Preparing for upcoming clinical trials in secondary hyperparathyroidism and vitamin D deficiency in chronic kidney disease, Cytochroma Inc. pulled in C$21 million (US$17.9 million) in a venture round.

The financing was led by Toronto-based VenGrowth Advanced Life Sciences Fund, Bagsvaerd, Denmark-based Novo A/S and Montreal-based GeneChem Technologies Venture Fund. To date, Cytochroma has raised about C$60 million.

Executives from Cytochroma could not be reached for comment, but the privately held Canadian firm expects to use the latest funding to support Phase II and Phase III trials, which are scheduled to begin this year to test its three lead products. All are designed to target vitamin D deficiency and related diseases affecting CKD patients, namely those in disease Stages III through V. That's a market that is projected to grow from 6.5 million to more than 9 million people in North America within the next three years, and for which there is no existing effective therapy.

Cytochroma's first product, CTAP201, is at the Phase II stage as both an oral and intravenous treatment for secondary hyperparathyroidism in CKD, a condition characterized by an excess secretion of parathyroid hormone that stems from vitamin D deficiency. Next up, the company has a follow-on compound, CTA018, a vitamin D analogue designed with a dual mechanism of action to activate the vitamin D hormone receptor while improving efficacy by preventing vitamin D catabolism.

A third product, CTAP103, is aimed at treating vitamin deficiency in CKD.

Beyond its work in the CKD indication, Markham, Ontario-based Cytochroma also is developing vitamin D therapies for hyperproliferative disorders, such as psoriasis and cancer. In November, the company started enrolling psoriasis patients in a Phase II study of a topical formulation of CTA018, and it is in preclinical development with two oral compounds for cancer.

The company bolstered its vitamin D drug pipeline in June, with the acquisition of Madison, Wis.-based Proventiv Therapeutics LLC. Terms of that deal were not disclosed.

In other financings news:

• Cortex Pharmaceuticals Inc., of Irvine, Calif., said several institutional investors agreed to purchase about $5.6 million of common stock and warrants in a registered direct offering.
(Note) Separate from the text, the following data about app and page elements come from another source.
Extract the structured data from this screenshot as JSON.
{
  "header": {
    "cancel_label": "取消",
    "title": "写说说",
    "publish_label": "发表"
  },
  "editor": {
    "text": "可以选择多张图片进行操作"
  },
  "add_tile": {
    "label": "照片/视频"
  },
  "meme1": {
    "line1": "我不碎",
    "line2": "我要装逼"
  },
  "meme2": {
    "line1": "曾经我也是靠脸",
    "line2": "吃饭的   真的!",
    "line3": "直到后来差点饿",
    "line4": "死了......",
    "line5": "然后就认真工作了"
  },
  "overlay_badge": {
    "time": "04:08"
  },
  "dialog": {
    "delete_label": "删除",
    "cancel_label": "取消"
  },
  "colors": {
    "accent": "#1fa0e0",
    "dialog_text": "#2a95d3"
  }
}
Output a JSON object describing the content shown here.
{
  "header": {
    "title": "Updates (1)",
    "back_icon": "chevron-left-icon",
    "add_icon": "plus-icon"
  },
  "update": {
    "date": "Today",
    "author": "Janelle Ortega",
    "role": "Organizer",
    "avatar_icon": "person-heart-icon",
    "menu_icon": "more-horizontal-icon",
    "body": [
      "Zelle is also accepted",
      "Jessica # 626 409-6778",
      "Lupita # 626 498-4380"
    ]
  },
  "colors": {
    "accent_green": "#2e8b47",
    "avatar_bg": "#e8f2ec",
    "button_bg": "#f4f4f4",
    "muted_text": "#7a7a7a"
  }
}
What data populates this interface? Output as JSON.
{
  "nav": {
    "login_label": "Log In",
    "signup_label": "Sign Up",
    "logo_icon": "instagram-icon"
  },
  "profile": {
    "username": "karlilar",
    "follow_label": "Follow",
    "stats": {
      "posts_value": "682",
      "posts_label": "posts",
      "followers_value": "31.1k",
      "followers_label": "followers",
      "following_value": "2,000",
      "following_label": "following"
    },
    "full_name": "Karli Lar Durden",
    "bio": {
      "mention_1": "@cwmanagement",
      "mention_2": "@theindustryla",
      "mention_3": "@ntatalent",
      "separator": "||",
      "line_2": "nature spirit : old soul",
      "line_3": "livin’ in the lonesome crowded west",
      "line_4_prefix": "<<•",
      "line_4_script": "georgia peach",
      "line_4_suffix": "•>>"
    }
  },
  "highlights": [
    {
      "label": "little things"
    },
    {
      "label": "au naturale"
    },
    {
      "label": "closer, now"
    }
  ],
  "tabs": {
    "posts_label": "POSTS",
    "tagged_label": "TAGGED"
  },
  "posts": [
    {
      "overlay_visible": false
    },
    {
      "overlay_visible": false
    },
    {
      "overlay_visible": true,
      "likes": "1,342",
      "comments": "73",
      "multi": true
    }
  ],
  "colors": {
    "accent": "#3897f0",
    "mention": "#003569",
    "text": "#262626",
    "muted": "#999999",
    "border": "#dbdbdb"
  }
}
Under the terms, the company will sell about 5 million shares and warrants to purchase about 3.3 million shares at an exercise price of $1.66 per share. Proceeds will be used to accelerate the development of Cortex's Ampakine technology, and also will go toward licensing activities, working capital, capital expenditures and other general corporate purposes. Roth Capital Partners LLC acted as exclusive placement agent. Shares of Cortex (AMEX:COR) dropped 26 cents, or 19.6 percent, Wednesday to close at $1.07.

• EyeGate Pharma Inc., of Paris, closed a $2 million extension of its Series B round, bringing the total financing round to $12 million. The additional funding comes from the Nexus Group. The company's first tranche was co-led by Innoven Partenaires and existing investor Ventech, both of Paris. To date, EyeGate has brought in about $16 million in venture funding. Thomas Hancock, of the Nexus Group, joined EyeGate's board.

• Isis Pharmaceuticals Inc., of Carlsbad, Calif., intends to raise about $125 million through a private placement offering of convertible subordinated notes due 2027. The company also agreed to grant the initial purchasers a 30-day option to buy up to an additional $37.5 million aggregate principal amount of notes. Isis expects to use the proceeds to repurchase, retire or repay its 5.5 percent convertible subordinated notes due 2009, with any remaining proceeds going toward general corporate and working capital purposes. Shares of Isis (NASDAQ:ISIS) lost 83 cents Wednesday to close at $11.25.